**ABSTRACT:**This paper extends the topological theory of regular variation of the slowly varying case of Bingham and Ostaszewski (2010) [5] to the regularly varying functions between metric groups, viewed as normed groups (see also Bingham and Ostaszewski (2010) [6]). This employs the language of topological dynamics, especially flows and cocycles. In particular we show that regularly varying functions obey the chain rule and in the non-commutative context we characterize pairs of regularly varying functions whose product is regularly varying. The latter requires the use of a ‘differential modulus’ akin to the modulus of Haar integration.Topology and its Applications 08/2010; 157(13-157):2024-2037. DOI:10.1016/j.topol.2010.04.002 - [Show abstract] [Hide abstract]

**ABSTRACT:**Motivated by the Category Embedding Theorem, as applied to convergent automorphisms (Bingham and Ostaszewski (in press) [11]), we unify and extend the multivariate regular variation literature by a reformulation in the language of topological dynamics. Here the natural setting are metric groups, seen as normed groups (mimicking normed vector spaces). We briefly study their properties as a preliminary to establishing that the Uniform Convergence Theorem (UCT) for Baire, group-valued slowly-varying functions has two natural metric generalizations linked by the natural duality between a homogenous space and its group of homeomorphisms. Each is derivable from the other by duality. One of these explicitly extends the (topological) group version of UCT due to Bajšanski and Karamata (1969) [4] from groups to flows on a group.
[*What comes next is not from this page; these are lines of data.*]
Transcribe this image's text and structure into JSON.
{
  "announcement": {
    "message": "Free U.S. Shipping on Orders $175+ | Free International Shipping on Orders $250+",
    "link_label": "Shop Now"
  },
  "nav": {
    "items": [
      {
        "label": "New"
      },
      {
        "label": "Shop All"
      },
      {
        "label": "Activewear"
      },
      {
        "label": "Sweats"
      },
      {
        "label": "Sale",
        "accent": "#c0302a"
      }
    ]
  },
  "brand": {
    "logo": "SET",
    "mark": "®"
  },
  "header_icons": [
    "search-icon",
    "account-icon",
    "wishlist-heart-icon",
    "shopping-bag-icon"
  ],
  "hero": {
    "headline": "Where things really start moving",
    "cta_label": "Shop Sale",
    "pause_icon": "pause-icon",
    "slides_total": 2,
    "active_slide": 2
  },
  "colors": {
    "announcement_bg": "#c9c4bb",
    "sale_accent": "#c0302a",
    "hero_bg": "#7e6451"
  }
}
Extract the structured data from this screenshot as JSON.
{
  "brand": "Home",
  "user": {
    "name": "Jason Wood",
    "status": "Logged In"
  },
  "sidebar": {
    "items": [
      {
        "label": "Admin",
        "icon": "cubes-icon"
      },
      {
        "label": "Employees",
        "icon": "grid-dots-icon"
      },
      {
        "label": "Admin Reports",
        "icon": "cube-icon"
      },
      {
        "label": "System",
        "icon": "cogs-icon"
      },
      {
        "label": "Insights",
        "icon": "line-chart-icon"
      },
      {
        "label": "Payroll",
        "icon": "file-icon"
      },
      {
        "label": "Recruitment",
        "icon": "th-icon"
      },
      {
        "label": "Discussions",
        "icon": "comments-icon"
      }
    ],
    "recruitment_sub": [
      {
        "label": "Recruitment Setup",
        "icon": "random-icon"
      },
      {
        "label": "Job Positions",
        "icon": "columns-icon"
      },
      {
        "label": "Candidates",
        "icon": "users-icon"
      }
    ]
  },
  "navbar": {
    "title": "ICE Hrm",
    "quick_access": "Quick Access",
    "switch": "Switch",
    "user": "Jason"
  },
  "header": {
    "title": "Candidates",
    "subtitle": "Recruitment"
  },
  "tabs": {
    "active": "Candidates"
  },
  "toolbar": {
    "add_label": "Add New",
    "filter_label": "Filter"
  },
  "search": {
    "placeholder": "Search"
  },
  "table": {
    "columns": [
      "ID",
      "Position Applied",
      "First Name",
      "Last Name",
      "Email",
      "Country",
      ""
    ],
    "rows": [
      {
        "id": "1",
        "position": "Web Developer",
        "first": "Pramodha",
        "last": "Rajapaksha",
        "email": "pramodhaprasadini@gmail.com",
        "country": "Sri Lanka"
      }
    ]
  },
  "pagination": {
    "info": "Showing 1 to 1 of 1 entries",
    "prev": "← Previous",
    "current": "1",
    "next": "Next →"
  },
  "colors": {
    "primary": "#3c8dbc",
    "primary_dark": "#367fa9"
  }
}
A multiplicative representation of the flow derived in Ostaszewski (2010) [45] demonstrates equivalence of the flow with the earlier group formulation. In companion papers we extend the theory to regularly varying functions: we establish the calculus of regular variation in Bingham and Ostaszewski (2010) [13] and we extend to locally compact, σ-compact groups the fundamental theorems on characterization and representation (Bingham and Ostaszewski (2010) [14]). In Bingham and Ostaszewski (2009) [15], working with topological flows on homogeneous spaces, we identify an index of regular variation, which in a normed-vector space context may be specified using the Riesz representation theorem, and in a locally compact group setting may be connected with Haar measure.Topology and its Applications 08/2010; 157(13-157):1999-2013. DOI:10.1016/j.topol.2010.04.001 - [Show abstract] [Hide abstract]
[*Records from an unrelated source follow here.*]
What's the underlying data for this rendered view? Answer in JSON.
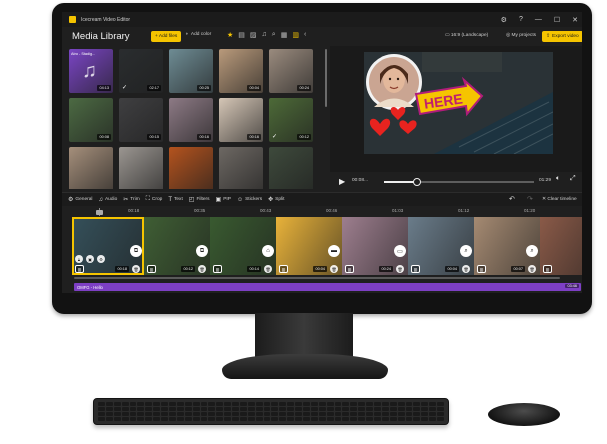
{
  "app": {
    "title": "Icecream Video Editor",
    "controls": {
      "settings": "⚙",
      "help": "?",
      "minimize": "—",
      "maximize": "☐",
      "close": "✕"
    }
  },
  "header": {
    "library_title": "Media Library",
    "add_files": "+ Add files",
    "add_color": "Add color",
    "aspect_ratio": "16:9 (Landscape)",
    "my_projects": "My projects",
    "export_video": "Export video"
  },
  "media": {
    "items": [
      {
        "name": "Atro - Stadig...",
        "duration": "04:13",
        "type": "audio",
        "checked": false,
        "color": "#7a45c4"
      },
      {
        "name": "",
        "duration": "02:17",
        "type": "video",
        "checked": true,
        "color": "#2a2d2f"
      },
      {
        "name": "",
        "duration": "00:25",
        "type": "video",
        "checked": false,
        "color": "#6e8c94"
      },
      {
        "name": "",
        "duration": "00:04",
        "type": "video",
        "checked": false,
        "color": "#b99a7b"
      },
      {
        "name": "",
        "duration": "00:24",
        "type": "video",
        "checked": false,
        "color": "#9a8b7e"
      },
      {
        "name": "",
        "duration": "00:08",
        "type": "video",
        "checked": false,
        "color": "#4c6a43"
      },
      {
        "name": "",
        "duration": "00:15",
        "type": "video",
        "checked": false,
        "color": "#3f3f41"
      },
      {
        "name": "",
        "duration": "00:16",
        "type": "video",
        "checked": false,
        "color": "#8d7a85"
      },
      {
        "name": "",
        "duration": "00:16",
        "type": "video",
        "checked": false,
        "color": "#d5c6b6"
      },
      {
        "name": "",
        "duration": "00:12",
        "type": "video",
        "checked": true,
        "color": "#4d6a38"
      },
      {
        "name": "",
        "duration": "",
        "type": "video",
        "checked": false,
        "color": "#a58f7b"
      },
      {
        "name": "",
        "duration": "",
        "type": "video",
        "checked": false,
        "color": "#9b9691"
      },
      {
        "name": "",
        "duration": "",
        "type": "video",
        "checked": false,
        "color": "#b4531e"
      },
      {
        "name": "",
        "duration": "",
        "type": "video",
        "checked": false,
        "color": "#6d6863"
      },
      {
        "name": "",
        "duration": "",
        "type": "video",
        "checked": false,
        "color": "#3e4a3c"
      }
    ]
  },
  "player": {
    "current_time": "00:08...",
    "total_time": "01:29",
    "sticker_text": "HERE",
    "progress_fraction": 0.22
  },
  "toolbar": {
    "tools": [
      {
        "icon": "⚙",
        "label": "General"
      },
      {
        "icon": "♫",
        "label": "Audio"
      },
      {
        "icon": "✂",
        "label": "Trim"
      },
      {
        "icon": "⛶",
        "label": "Crop"
      },
      {
        "icon": "T",
        "label": "Text"
      },
      {
        "icon": "◰",
        "label": "Filters"
      },
      {
        "icon": "▣",
        "label": "PIP"
      },
      {
        "icon": "☺",
        "label": "Stickers"
      },
      {
        "icon": "✥",
        "label": "Split"
      }
    ],
    "undo": "↶",
    "redo": "↷",
    "clear_timeline": "✕ Clear timeline"
  },
  "ruler": {
    "ticks": [
      "00:18",
      "00:35",
      "00:43",
      "00:46",
      "01:03",
      "01:12",
      "01:20"
    ]
  },
  "timeline": {
    "clips": [
      {
        "duration": "00:18",
        "color": "#35505a"
      },
      {
        "duration": "00:12",
        "color": "#3f5e34"
      },
      {
        "duration": "00:14",
        "color": "#395a30"
      },
      {
        "duration": "00:04",
        "color": "#e8b23a"
      },
      {
        "duration": "00:24",
        "color": "#9d7e8e"
      },
      {
        "duration": "00:04",
        "color": "#6a7c8a"
      },
      {
        "duration": "00:07",
        "color": "#a58a72"
      },
      {
        "duration": "",
        "color": "#8a5a48"
      }
    ]
  },
  "audio_track": {
    "label": "OMFG - Hello",
    "duration": "03:46"
  }
}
**ABSTRACT:**This paper investigates fundamental theorems of regular variation (Uniform Convergence, Representation, and Characterization Theorems) some of which, in the classical setting of regular variation in R, rely in an essential way on the additive semigroup of natural numbers N (e.g. de Bruijn's Representation Theorem for regularly varying functions). Other such results include Goldie's direct proof of the Uniform Convergence Theorem and Seneta's version of Kendall's theorem connecting sequential definitions of regular variation with their continuous counterparts (for which see Bingham and Ostaszewski (2010) [13]). We show how to interpret these in the topological group setting established in Bingham and Ostaszewski (2010) [12] as connecting N-flow and R-flow versions of regular variation, and in so doing generalize these theorems to Rd. We also prove a flow version of the classical Characterization Theorem of regular variation.Topology and its Applications 08/2010; 157(13-157):2014-2023. DOI:10.1016/j.topol.2010.04.003 - [Show abstract] [Hide abstract]
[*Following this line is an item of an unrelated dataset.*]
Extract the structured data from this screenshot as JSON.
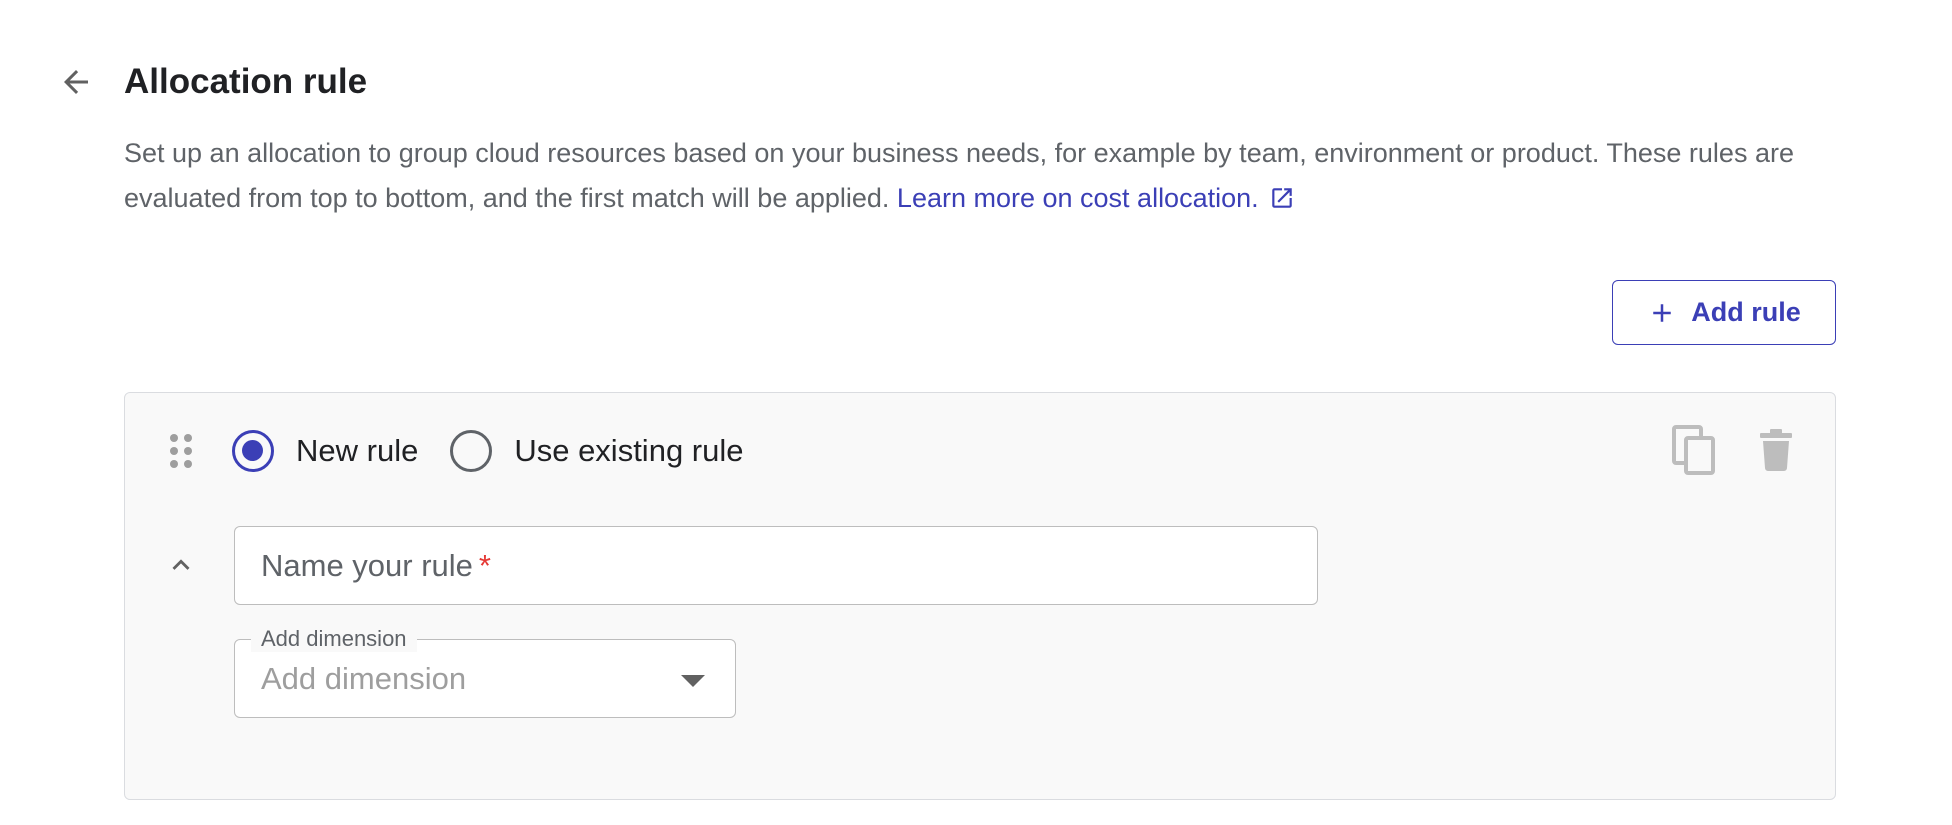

**ABSTRACT:**A basic model of commitment is to convert a two-player game in strategic form to a “leadership game” with the same payoffs, where one player, the leader, commits to a strategy, to which the second player always chooses a best reply. This paper studies such leadership games for games with convex strategy sets. We apply them to mixed extensions of finite games, which we analyze completely, including nongeneric games. The main result is that leadership is advantageous in the sense that, as a set, the leader's payoffs in equilibrium are at least as high as his Nash and correlated equilibrium payoffs in the simultaneous game. We also consider leadership games with three or more players, where most conclusions no longer hold.Games and Economic Behavior 07/2010; DOI:10.1016/j.geb.2009.11.008